Kishore Kashyap | Shikhar Kr Sarma | Kumari Sweta
Proceedings of the 10th Global Wordnet Conference

WordNets have been used in a wide variety of applications, including in design and development of intelligent and human assisting systems. Although WordNet was initially developed as an online lexical database, (Miller, 1995 and Fellbaum, 1998) later developments have inspired using WordNet database as resources in NLP applications, Language Technology developments, and as sources of structured learned materials. This paper proposes, conceptualizes, designs, and develops a voice enabled information retrieval system, facilitating WordNet knowledge presentation in a spoken format, based on a spoken query. In practice, the work converts the WordNet resource into a structured voiced based knowledge extraction system, where a spoken query is processed in a pipeline, and then extracting the relevant WordNet resources, structuring through another process pipeline, and then presented in spoken format. Thus the system facilitates a speech interface to the existing WordNet and we named the system as “Spoken WordNet”. The system interacts with two interfaces, one designed and developed for Web, and the other as an App interface for smartphone. This is also a kind of restructuring the WordNet as a friendly version for visually challenged users. User can input query string in the form of spoken English sentence or word. Jaccard Similarity is calculated between the input sentence and the synset definitions.

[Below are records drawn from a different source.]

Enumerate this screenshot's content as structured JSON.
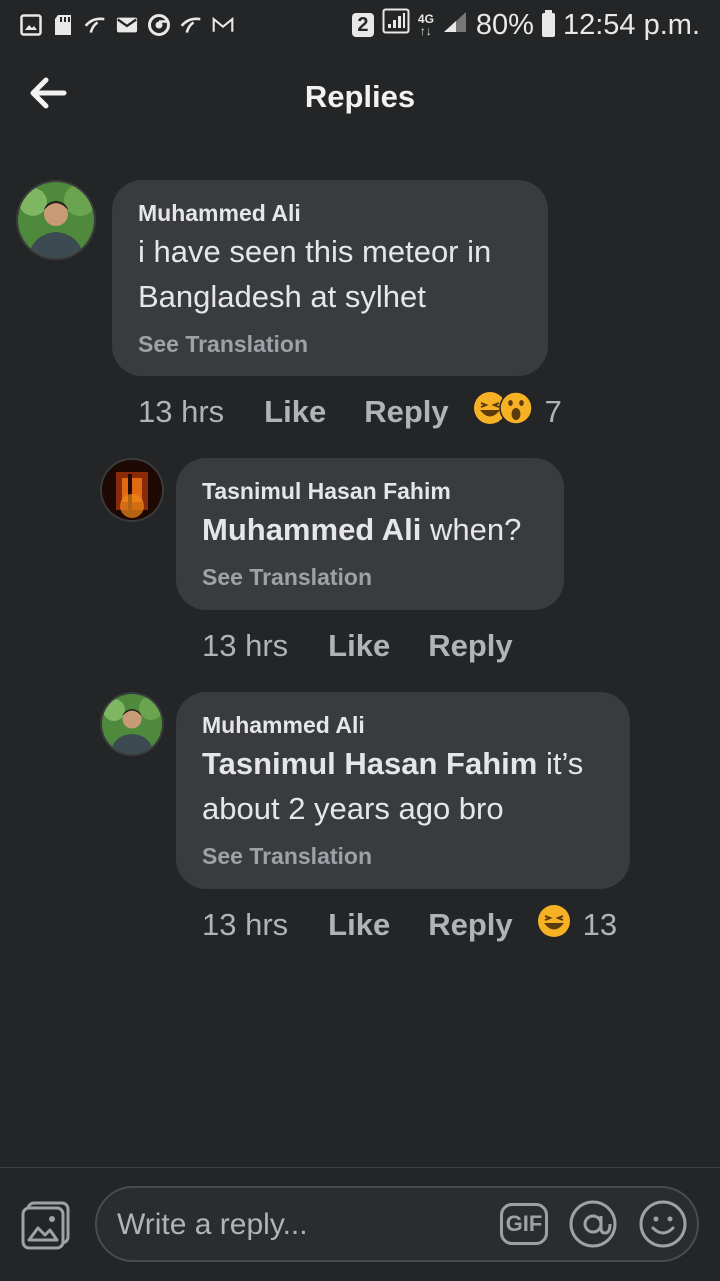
{
  "status_bar": {
    "left_icons": [
      "gallery-icon",
      "sd-card-icon",
      "telenor-icon",
      "mail-icon",
      "chrome-icon",
      "telenor-icon-2",
      "gmail-icon"
    ],
    "sim": "2",
    "network_type": "4G",
    "battery": "80%",
    "time": "12:54 p.m."
  },
  "header": {
    "title": "Replies"
  },
  "comments": [
    {
      "author": "Muhammed Ali",
      "text": "i have seen this meteor in Bangladesh at sylhet",
      "see_translation": "See Translation",
      "time": "13 hrs",
      "like": "Like",
      "reply": "Reply",
      "reactions": [
        "laughing-emoji",
        "wow-emoji"
      ],
      "reaction_count": "7"
    },
    {
      "author": "Tasnimul Hasan Fahim",
      "mention": "Muhammed Ali",
      "text": "when?",
      "see_translation": "See Translation",
      "time": "13 hrs",
      "like": "Like",
      "reply": "Reply"
    },
    {
      "author": "Muhammed Ali",
      "mention": "Tasnimul Hasan Fahim",
      "text": "it’s about 2 years ago bro",
      "see_translation": "See Translation",
      "time": "13 hrs",
      "like": "Like",
      "reply": "Reply",
      "reactions": [
        "laughing-emoji"
      ],
      "reaction_count": "13"
    }
  ],
  "composer": {
    "placeholder": "Write a reply...",
    "gif_label": "GIF"
  },
  "colors": {
    "background": "#242526",
    "bubble": "#3a3b3c",
    "secondary_text": "#b0b3b8",
    "reaction_yellow": "#f7b125"
  }
}
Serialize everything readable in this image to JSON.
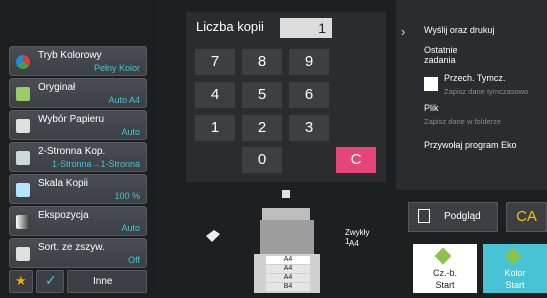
{
  "copy": {
    "title": "Liczba kopii",
    "count": "1",
    "keys": [
      "7",
      "8",
      "9",
      "4",
      "5",
      "6",
      "1",
      "2",
      "3",
      "0"
    ],
    "clear": "C"
  },
  "functions": [
    {
      "label": "Tryb Kolorowy",
      "value": "Pełny Kolor"
    },
    {
      "label": "Oryginał",
      "value": "Auto A4"
    },
    {
      "label": "Wybór Papieru",
      "value": "Auto"
    },
    {
      "label": "2-Stronna Kop.",
      "value": "1-Stronna→1-Stronna"
    },
    {
      "label": "Skala Kopii",
      "value": "100 %"
    },
    {
      "label": "Ekspozycja",
      "value": "Auto"
    },
    {
      "label": "Sort. ze zszyw.",
      "value": "Off"
    }
  ],
  "bottom": {
    "other": "Inne"
  },
  "right_panel": {
    "send_print": "Wyślij oraz drukuj",
    "recent": "Ostatnie\nzadania",
    "temp_save": "Przech. Tymcz.",
    "temp_save_sub": "Zapisz dane tymczasowo",
    "file": "Plik",
    "file_sub": "Zapisz dane w folderze",
    "eco": "Przywołaj program Eko"
  },
  "machine": {
    "paper_type": "Zwykły 1",
    "paper_size": "A4",
    "trays": [
      "A4",
      "A4",
      "A4",
      "B4"
    ]
  },
  "actions": {
    "preview": "Podgląd",
    "ca": "CA",
    "bw_start_1": "Cz.-b.",
    "bw_start_2": "Start",
    "color_start_1": "Kolor",
    "color_start_2": "Start"
  }
}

The one with highest similarity score is taken as the synset of interest among multiple available synsets. User is also prompted to choose a contextual synset, in case of ambiguities.